Using Nitrogen Isotope Records to Constrain Changes to the Global Oceanic Fixed Nitrogen Budget during the Last Glacial Maximum in an Earth System Climate Model

Monday, 15 December 2014
Christopher J Somes1, Andreas Schmittner2 and Andreas Oschlies1, (1)GEOMAR Helmholtz Centre for Ocean Research Kiel, Kiel, Germany, (2)Oregon State University, College of Earth, Ocean, and Atmospheric Sciences, Corvallis, OR, United States

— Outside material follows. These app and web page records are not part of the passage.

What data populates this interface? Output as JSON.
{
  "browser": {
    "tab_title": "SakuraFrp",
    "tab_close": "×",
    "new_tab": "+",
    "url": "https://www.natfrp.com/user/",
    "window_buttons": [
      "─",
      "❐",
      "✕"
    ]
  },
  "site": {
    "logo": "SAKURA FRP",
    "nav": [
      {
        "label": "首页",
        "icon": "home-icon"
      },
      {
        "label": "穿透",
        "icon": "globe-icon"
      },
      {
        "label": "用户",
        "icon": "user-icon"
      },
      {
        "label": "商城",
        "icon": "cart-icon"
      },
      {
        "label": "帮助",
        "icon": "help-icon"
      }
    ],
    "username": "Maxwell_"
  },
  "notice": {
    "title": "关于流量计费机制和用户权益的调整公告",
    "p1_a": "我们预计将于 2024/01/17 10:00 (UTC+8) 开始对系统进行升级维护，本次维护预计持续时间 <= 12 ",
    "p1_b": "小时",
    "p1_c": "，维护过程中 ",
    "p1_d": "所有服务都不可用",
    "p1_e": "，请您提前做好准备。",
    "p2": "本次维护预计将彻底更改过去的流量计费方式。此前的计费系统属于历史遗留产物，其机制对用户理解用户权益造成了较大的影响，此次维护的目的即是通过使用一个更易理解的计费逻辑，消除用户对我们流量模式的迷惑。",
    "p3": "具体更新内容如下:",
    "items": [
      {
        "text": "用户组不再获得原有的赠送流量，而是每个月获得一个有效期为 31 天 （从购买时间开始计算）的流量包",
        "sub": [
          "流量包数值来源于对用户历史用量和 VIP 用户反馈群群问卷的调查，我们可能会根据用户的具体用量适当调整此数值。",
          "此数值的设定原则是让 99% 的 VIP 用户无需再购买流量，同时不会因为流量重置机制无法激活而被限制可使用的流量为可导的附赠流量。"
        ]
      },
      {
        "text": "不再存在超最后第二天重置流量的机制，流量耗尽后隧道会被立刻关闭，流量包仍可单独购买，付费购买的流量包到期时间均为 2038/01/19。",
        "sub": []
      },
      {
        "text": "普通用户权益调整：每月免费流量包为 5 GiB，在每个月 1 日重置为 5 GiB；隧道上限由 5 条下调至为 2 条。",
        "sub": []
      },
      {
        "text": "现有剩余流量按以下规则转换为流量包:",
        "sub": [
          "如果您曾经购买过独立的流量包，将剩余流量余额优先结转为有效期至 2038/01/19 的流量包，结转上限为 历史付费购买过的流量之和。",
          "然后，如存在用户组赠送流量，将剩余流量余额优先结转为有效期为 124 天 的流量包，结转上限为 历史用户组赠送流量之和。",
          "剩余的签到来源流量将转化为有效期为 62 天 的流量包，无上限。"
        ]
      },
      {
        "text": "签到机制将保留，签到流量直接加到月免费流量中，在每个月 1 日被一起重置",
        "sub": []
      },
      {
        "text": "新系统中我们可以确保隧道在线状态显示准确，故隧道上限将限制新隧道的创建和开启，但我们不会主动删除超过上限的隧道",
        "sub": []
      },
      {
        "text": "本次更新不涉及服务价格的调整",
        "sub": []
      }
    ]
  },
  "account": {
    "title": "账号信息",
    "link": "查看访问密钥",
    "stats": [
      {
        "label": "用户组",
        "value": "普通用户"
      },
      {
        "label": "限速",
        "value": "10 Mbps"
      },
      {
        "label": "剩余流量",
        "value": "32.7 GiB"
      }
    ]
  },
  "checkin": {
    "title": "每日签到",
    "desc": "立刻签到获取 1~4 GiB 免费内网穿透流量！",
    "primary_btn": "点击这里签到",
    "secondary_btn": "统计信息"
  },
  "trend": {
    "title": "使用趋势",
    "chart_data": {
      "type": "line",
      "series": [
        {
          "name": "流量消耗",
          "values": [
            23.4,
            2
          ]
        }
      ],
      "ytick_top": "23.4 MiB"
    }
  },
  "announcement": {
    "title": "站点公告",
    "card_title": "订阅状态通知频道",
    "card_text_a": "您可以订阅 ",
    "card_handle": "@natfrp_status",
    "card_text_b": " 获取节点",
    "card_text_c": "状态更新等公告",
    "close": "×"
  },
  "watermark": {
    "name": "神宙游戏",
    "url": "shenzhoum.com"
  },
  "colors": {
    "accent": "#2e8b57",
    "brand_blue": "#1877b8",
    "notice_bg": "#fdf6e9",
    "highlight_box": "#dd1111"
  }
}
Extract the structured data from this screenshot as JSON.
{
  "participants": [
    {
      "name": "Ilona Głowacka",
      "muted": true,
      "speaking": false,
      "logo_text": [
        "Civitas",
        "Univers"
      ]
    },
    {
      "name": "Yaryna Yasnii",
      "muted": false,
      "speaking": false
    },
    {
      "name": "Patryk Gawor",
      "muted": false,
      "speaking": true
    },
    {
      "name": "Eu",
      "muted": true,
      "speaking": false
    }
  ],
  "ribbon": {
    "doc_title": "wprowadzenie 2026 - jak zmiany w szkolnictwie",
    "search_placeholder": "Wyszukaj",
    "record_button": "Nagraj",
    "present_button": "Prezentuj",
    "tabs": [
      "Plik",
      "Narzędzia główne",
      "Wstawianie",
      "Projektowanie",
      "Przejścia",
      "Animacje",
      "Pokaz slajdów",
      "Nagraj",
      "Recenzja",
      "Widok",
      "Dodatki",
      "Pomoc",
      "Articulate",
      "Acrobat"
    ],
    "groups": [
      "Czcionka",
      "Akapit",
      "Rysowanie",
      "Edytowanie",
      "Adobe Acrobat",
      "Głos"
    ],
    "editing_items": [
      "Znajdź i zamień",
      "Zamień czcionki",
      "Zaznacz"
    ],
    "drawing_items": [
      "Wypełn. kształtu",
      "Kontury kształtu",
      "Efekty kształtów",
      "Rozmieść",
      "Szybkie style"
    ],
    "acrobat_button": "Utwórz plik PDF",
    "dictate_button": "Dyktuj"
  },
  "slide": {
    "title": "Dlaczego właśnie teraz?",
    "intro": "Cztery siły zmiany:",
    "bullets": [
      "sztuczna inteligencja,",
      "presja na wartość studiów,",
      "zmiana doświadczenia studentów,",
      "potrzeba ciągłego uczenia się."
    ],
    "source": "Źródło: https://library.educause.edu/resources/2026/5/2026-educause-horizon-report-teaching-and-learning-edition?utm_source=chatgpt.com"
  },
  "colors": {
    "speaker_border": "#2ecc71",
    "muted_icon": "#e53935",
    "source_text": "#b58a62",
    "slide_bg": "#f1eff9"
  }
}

Nitrogen is one of the major limiting nutrients in the ocean that prevents biological production and carbon export into the ocean interior, known as the biological carbon pump. The major source and sink processes for the oceanic fixed nitrogen budget, N fixation and denitrification, respectively, are sensitive to climate change. We force an Earth System Climate Model of intermediate complexity that includes three-dimensional modules ocean biogeochemistry and isotopes (MOBI) with boundary conditions from the Last Glacial Maximum (LGM: ~21,000 years ago) and show that the nitrogen isotope results are qualitatively consistent with a global sedimentary database. Water column denitrification, which occurs in oxygen minimum zones, decreases by a factor of ~2 due to increased oxygen solubility in the glacial surface ocean that is ~2°C cooler on the global average. Sedimentary denitrification also decreases by a factor of ~2 due more exposed continental shelves from reduced sea level. We conduct experiments showing how N fixation responds in a “Redfield” biogeochemical model with constant elemental stoichiometry (N:P=16) and another “non-Redfield” experiment that includes a higher N:P quota for nitrogen fixers (N:P=40) and preferential remineralization of dissolved organic phosphorus relative to nitrogen (2 times faster). This “non-Redfield” experiment produces a more realistic distribution of dissolved organic nitrogen and phosphorus in the modern ocean and stimulates additional N fixation due to less P limitation of N fixers. It predicts that the oceanic fixed nitrogen inventory during the LGM was ~9% larger than present, whereas the “Redfield” model predicts an increase of only ~5%. Our experiments suggest that the oceanic nitrogen inventory during the LGM was significantly larger than present-day and show the importance of including non-Redfield stoichiometry in marine biogeochemical models when estimating changes to N fixation.